In the event I discovered that I could manage 80 kms a day without effort (well the first few days were a bit grim, ending the day saddle sore and exhausted), and on occasions got up to 100km in a day, when needs must. Mind you it pales into insignificance when you look at Tour de France stats, where they will do 200 kms in a day at around 3 times the speed I managed.
I found that around 5 hours cycling a day at an average speed of 16kms per hour was about par for the course for me. Included in that is around half an hour for lunch and snack stops. If you are staying in hotels in Spain, be advised that breakfast will only start 9 am on average (some did start at 8.30 am, but others were 9.30am). So I tended not to get going till around 10 am in the morning.
I set out with around 3 litres of water, as even in late September Andalucian and Extremadura can get hot, plus fruit and bread for lunch. By tanking up with a big breakfast and having a large dinner, lunch on the road was just a way of topping up the calories and taking aboard water. I would then have two other breaks in the day to split the time between start and lunch, and the time between lunch and the finish. All told around 30 minutes in the course of my day.
My on bike GPS computer would keep me fully informed on times, speeds and distances. There is a lot more climbing each day than I had imagined. Forget a view of a flat central plain to Spain. My daily net assents varied between just over 500 metres in a day to around 1300 metres.
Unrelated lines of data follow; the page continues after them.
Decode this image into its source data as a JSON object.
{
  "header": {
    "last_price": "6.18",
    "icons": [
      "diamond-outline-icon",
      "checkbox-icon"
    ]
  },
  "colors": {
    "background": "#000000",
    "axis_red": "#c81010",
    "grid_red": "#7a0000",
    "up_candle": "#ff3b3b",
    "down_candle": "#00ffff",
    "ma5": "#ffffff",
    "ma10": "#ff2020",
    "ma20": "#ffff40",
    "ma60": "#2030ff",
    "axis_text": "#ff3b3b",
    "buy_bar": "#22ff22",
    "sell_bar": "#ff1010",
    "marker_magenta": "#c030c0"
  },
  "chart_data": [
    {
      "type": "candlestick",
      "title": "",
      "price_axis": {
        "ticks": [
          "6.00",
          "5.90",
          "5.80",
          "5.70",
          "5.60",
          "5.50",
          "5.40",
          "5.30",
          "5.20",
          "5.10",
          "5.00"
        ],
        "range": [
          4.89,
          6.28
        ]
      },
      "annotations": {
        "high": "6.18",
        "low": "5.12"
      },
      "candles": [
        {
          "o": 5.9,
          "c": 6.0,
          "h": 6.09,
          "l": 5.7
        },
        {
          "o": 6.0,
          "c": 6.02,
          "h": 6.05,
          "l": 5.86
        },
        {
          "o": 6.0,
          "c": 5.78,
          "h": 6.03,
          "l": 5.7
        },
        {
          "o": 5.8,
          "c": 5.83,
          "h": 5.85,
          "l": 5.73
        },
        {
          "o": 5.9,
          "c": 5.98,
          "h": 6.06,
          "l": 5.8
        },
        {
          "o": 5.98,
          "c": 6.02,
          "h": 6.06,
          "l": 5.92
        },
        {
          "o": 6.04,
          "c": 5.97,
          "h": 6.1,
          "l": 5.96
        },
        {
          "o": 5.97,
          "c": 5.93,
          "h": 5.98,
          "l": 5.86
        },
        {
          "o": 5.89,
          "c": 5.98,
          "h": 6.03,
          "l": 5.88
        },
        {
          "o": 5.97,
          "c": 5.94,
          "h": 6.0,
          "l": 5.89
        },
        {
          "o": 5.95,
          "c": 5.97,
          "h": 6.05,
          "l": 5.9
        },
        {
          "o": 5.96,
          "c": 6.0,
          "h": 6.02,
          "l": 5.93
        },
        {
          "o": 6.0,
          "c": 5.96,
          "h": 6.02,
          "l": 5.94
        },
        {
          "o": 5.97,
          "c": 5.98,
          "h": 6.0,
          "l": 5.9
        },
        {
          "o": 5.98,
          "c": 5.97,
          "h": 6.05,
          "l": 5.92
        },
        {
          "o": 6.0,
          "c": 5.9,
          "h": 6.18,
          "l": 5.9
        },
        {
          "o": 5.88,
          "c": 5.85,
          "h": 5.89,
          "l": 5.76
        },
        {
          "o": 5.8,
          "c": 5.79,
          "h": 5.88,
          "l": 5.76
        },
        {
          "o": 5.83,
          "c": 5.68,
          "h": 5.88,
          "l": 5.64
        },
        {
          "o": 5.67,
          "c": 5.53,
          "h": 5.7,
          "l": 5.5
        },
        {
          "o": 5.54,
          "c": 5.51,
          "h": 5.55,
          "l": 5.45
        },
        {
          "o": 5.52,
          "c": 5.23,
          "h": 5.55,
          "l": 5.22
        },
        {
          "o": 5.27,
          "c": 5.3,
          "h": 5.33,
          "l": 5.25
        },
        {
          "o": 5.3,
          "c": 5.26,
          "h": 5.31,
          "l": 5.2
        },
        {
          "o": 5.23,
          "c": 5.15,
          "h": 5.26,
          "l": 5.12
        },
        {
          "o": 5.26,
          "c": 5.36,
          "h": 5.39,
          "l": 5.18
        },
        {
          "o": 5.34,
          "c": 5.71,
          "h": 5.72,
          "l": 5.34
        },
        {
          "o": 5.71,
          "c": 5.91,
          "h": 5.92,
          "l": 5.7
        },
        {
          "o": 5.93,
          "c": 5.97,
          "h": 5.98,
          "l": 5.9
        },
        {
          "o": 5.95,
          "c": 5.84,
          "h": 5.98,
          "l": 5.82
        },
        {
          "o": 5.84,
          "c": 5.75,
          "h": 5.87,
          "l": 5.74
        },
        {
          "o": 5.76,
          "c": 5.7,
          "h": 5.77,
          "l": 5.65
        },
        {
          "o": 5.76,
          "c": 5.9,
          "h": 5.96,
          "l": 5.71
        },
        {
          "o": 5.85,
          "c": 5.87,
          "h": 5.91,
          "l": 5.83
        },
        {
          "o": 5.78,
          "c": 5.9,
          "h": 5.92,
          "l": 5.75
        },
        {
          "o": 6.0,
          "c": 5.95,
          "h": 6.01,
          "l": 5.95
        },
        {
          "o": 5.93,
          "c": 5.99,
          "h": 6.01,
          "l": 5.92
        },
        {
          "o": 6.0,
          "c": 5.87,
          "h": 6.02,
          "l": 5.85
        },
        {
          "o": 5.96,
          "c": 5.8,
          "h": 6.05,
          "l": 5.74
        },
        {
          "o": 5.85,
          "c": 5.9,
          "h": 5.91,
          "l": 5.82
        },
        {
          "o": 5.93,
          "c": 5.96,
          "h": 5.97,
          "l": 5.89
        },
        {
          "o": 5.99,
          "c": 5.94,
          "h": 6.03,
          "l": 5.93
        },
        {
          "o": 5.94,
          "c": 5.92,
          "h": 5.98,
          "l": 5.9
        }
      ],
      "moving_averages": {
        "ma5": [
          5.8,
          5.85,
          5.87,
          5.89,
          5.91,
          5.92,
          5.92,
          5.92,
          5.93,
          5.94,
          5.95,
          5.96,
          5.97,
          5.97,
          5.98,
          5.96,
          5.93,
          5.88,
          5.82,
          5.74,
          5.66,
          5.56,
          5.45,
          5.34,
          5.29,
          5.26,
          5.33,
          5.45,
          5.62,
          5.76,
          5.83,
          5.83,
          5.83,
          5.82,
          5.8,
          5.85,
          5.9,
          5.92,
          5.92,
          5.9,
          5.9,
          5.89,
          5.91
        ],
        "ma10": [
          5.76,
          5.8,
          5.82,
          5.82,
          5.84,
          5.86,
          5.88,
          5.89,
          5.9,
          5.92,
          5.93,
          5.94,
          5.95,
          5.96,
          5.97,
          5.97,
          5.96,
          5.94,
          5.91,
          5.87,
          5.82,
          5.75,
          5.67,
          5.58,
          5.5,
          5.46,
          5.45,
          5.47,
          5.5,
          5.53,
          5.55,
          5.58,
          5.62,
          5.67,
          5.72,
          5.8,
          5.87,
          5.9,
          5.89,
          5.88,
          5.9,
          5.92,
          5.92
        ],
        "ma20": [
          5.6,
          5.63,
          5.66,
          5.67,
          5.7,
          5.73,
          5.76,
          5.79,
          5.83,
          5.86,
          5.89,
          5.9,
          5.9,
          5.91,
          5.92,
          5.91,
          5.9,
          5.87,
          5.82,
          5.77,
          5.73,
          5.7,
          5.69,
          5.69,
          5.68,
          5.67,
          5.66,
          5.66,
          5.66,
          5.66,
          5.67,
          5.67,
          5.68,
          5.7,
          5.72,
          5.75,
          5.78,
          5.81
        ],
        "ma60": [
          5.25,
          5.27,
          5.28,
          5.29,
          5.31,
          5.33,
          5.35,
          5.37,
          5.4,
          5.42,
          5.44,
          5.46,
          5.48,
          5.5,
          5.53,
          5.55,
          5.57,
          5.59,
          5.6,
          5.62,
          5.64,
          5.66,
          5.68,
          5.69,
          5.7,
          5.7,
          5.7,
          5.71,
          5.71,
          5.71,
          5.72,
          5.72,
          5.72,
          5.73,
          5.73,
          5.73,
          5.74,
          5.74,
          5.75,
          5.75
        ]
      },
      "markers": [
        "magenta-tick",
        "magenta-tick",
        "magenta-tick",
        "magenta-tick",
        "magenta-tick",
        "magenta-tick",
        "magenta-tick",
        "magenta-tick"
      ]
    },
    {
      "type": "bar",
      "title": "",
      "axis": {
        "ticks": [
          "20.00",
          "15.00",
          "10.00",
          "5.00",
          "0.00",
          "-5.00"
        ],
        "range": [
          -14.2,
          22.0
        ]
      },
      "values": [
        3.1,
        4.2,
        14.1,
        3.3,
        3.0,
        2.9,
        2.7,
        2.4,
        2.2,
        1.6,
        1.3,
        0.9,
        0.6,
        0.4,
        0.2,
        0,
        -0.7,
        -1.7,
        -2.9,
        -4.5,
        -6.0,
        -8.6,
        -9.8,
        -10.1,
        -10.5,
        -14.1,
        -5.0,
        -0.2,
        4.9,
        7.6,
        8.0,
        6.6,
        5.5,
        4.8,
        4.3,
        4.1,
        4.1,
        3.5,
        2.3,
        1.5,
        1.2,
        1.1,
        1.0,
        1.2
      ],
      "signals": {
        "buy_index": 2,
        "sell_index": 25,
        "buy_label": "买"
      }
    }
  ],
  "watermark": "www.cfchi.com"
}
There are downhills to offset the climbs, but I found that long times took quite a bit out of me. 600 or 700 metres net assent was quite comfortable, but once it got over 100 in a day, then I would feel it. In addition there was some fairly serious days at the start, when I was not perhaps as fit as I was towards the end of the trip.
I would get to the hotel between 3 and 4 in the afternoon, have a bath and relax. The get out to look around the town by about 6 pm. You have plenty of time to look around the town as dinner in Spain is late, with many (read that "virtually all") restaurants opening at 9 in the evening or later. So do not count on getting to bed too early.
Via de la Plata to Santiago de Compostela